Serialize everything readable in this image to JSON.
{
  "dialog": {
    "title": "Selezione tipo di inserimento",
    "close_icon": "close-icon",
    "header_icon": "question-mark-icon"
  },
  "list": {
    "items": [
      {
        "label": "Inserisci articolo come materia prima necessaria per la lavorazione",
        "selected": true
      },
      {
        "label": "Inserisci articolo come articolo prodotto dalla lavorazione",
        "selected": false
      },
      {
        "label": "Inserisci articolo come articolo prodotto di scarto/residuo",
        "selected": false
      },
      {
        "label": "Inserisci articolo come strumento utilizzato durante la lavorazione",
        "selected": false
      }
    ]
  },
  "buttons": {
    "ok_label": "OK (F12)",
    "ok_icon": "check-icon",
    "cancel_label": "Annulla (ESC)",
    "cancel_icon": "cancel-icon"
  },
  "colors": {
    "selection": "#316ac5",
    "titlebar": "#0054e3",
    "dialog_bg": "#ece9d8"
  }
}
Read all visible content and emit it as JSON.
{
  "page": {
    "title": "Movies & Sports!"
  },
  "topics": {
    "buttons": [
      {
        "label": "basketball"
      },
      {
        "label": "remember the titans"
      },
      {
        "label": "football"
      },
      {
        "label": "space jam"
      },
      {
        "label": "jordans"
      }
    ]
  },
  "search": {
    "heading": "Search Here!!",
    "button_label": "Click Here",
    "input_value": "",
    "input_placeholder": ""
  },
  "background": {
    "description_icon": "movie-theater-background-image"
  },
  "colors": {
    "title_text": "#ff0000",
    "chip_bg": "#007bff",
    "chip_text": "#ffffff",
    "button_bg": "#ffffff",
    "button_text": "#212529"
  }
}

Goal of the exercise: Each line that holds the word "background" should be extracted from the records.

Expected answer:
  "background": {
    "description_icon": "movie-theater-background-image"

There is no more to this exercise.